Soooooooooooo snore, Chapter 15 is ‘The TED Talk‘ because every blogger who ever spoke at TED needs you to know they Spoke At TED and how they felt about Speaking At TED and blah blah blah. Seriously that’s the chapter. And also it was TEDx which is basically like saying ‘I did voiceover for Rifftrax except it was Lulztrax in my backyard’. She was like what could she “possibly say that was on par with the Brene Browns and Bill Gateses of the world” as if TEDx at Bowling Green University is some internationally attended event. Anyegos, she spoke about being thirty and fat and wearing a bikini in omgpublic, and told everyone she was bulimic her first year of college but felt judged because no one thinks fat girls have eating disorders. Ya know, despite all the grillion women and doctors and therapists who will attest that ED, like bikinis, comes in all sizes. So she dropped trouser on Good Morning America and walked around in a bathing suit, and now she’s super famous.
She goes on to say she did this for her daughter, and your daughter, and every daughter, as if no little girls in America see fat women anywhere. JFC Brit come to Coney Island, put on a thong, you’ll look like a supermodel. Stop snowflaking about the bikini girl.
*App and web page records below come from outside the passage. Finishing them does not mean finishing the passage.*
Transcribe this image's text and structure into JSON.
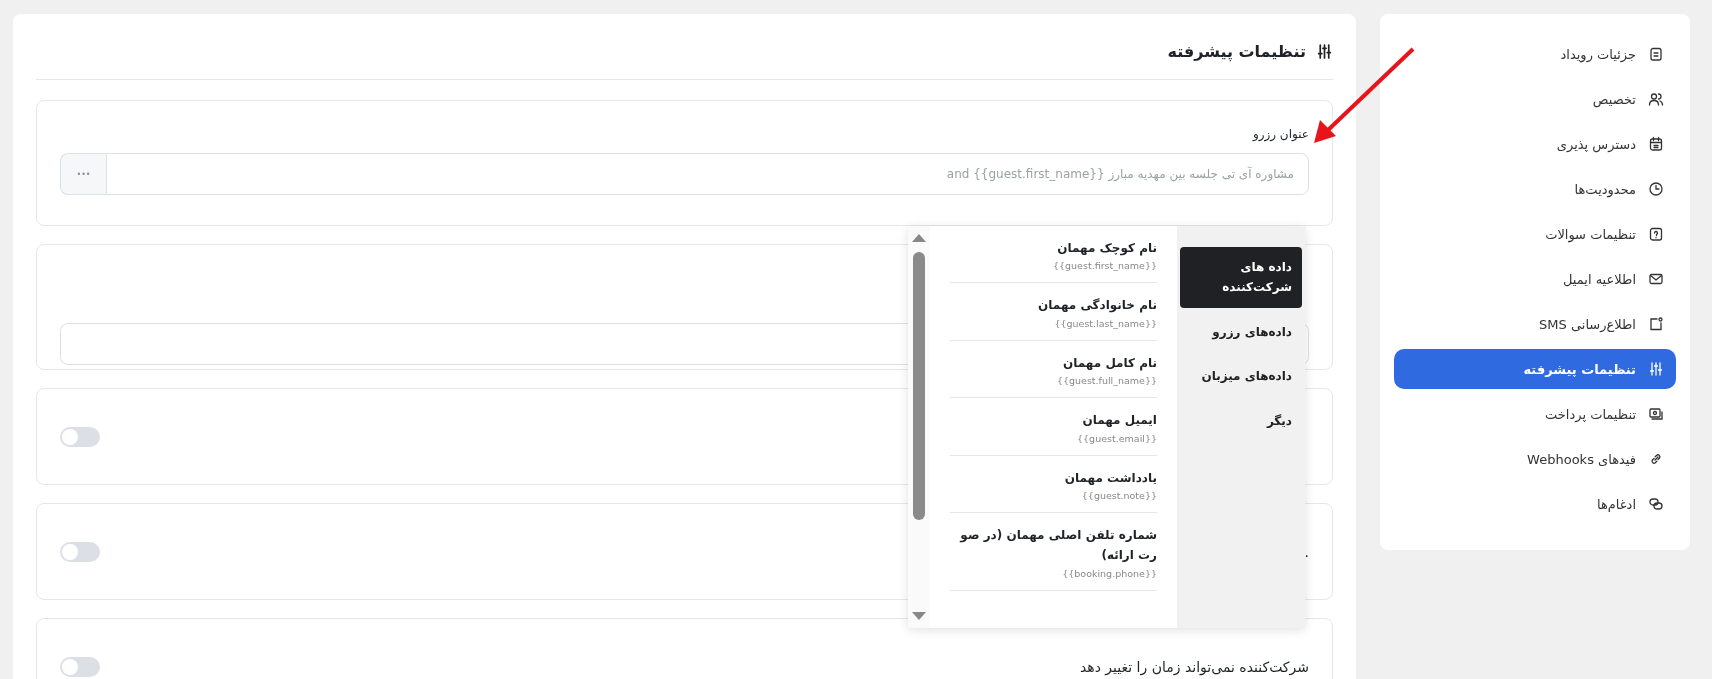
{
  "sidebar": {
    "items": [
      {
        "label": "جزئیات رویداد",
        "selected": false
      },
      {
        "label": "تخصیص",
        "selected": false
      },
      {
        "label": "دسترس پذیری",
        "selected": false
      },
      {
        "label": "محدودیت‌ها",
        "selected": false
      },
      {
        "label": "تنظیمات سوالات",
        "selected": false
      },
      {
        "label": "اطلاعیه ایمیل",
        "selected": false
      },
      {
        "label": "اطلاع‌رسانی SMS",
        "selected": false
      },
      {
        "label": "تنظیمات پیشرفته",
        "selected": true
      },
      {
        "label": "تنظیمات پرداخت",
        "selected": false
      },
      {
        "label": "فیدهای Webhooks",
        "selected": false
      },
      {
        "label": "ادغام‌ها",
        "selected": false
      }
    ]
  },
  "main": {
    "title": "تنظیمات پیشرفته",
    "cards": [
      {
        "kind": "input",
        "label": "عنوان رزرو",
        "value": "مشاوره آی تی جلسه بین مهدیه مبارز {{guest.first_name}} and",
        "button": "•••"
      },
      {
        "kind": "input"
      },
      {
        "kind": "toggle",
        "on": false
      },
      {
        "kind": "toggle",
        "on": false,
        "label": "."
      },
      {
        "kind": "toggle",
        "on": false,
        "label": "شرکت‌کننده نمی‌تواند زمان را تغییر دهد"
      }
    ]
  },
  "variable_menu": {
    "categories": [
      {
        "label": "داده های شرکت‌کننده",
        "selected": true
      },
      {
        "label": "داده‌های رزرو",
        "selected": false
      },
      {
        "label": "داده‌های میزبان",
        "selected": false
      },
      {
        "label": "دیگر",
        "selected": false
      }
    ],
    "variables": [
      {
        "name": "نام کوچک مهمان",
        "token": "{{guest.first_name}}"
      },
      {
        "name": "نام خانوادگی مهمان",
        "token": "{{guest.last_name}}"
      },
      {
        "name": "نام کامل مهمان",
        "token": "{{guest.full_name}}"
      },
      {
        "name": "ایمیل مهمان",
        "token": "{{guest.email}}"
      },
      {
        "name": "یادداشت مهمان",
        "token": "{{guest.note}}"
      },
      {
        "name": "شماره تلفن اصلی مهمان (در صو رت ارائه)",
        "token": "{{booking.phone}}"
      }
    ]
  }
}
Chapter 16 is ‘Sex With Fat Girls‘. It kicks off with Brittany texting (or emailing?) Andy demanding to know five things he finds sexy about her. Then she gets into how “physically becoming a mother” changed her body by 50 pounds, and she wasn’t super into sex for a while after kids, and acts as if this is not some universal experience for women during the first year of a Weird Human Shaped Thing being in your life. FFS Brittany some of us feel weird having sex when the pets are in the bedroom, right?
This all leads to her have sex every day for a year experiment. Because nothing says alluring like forcing yourself to pussy hustle every single day whether you feel like it or not. But she did that, and this chapter includes extreme details I won’t share in the text of this post because I know at least two of you hams have read this book and will uh…include the deets in the comments if other hams ask. TLDR the experiment resulted in her being on the Today Show, and then Jay Leno mentioned her, which comes back to Brittany And The Pursuit Of Fame.
Chapter 17 is ‘The Emails‘ which is just a bunch of emails about how much Andy <3s Brittany and the phrase “sex holes” happens so yeah, Imma spare you the rest of that.
Chapter 18 is ‘Women, We’re Ruining Everything‘ which starts off with quotes from women on various online venues about how obesity is not some snowflake endowment and comments from her blog from a couple of people saying she peacocks around in public looking for validation. Her assessment is that “People are dicks to plus size women” despite being happily married and mommied and famous-successful book dealed herself. She reminds us, the women of the world, most of whom are well in the overweight range, that fat shaming is “a real thing” before going into a pages long rant about “bullying” her in her comments and “online forums” isn’t going to fix anything, as if anyone cares to fix her weight rather than her self-aggrandizing behavior. The crux of this chapter is you are bad and you should feel bad and she is awesome and everyone except you is awesome.
Overview: Some chick who is firmly a plus size wants attention and belly rubs for being plus size and daring to be ok with being plus size. Except when she’s insecure about being plus sized and demanding validation from her husband or daughter’s existence. Or the internet. Or the world. She seems exhausting.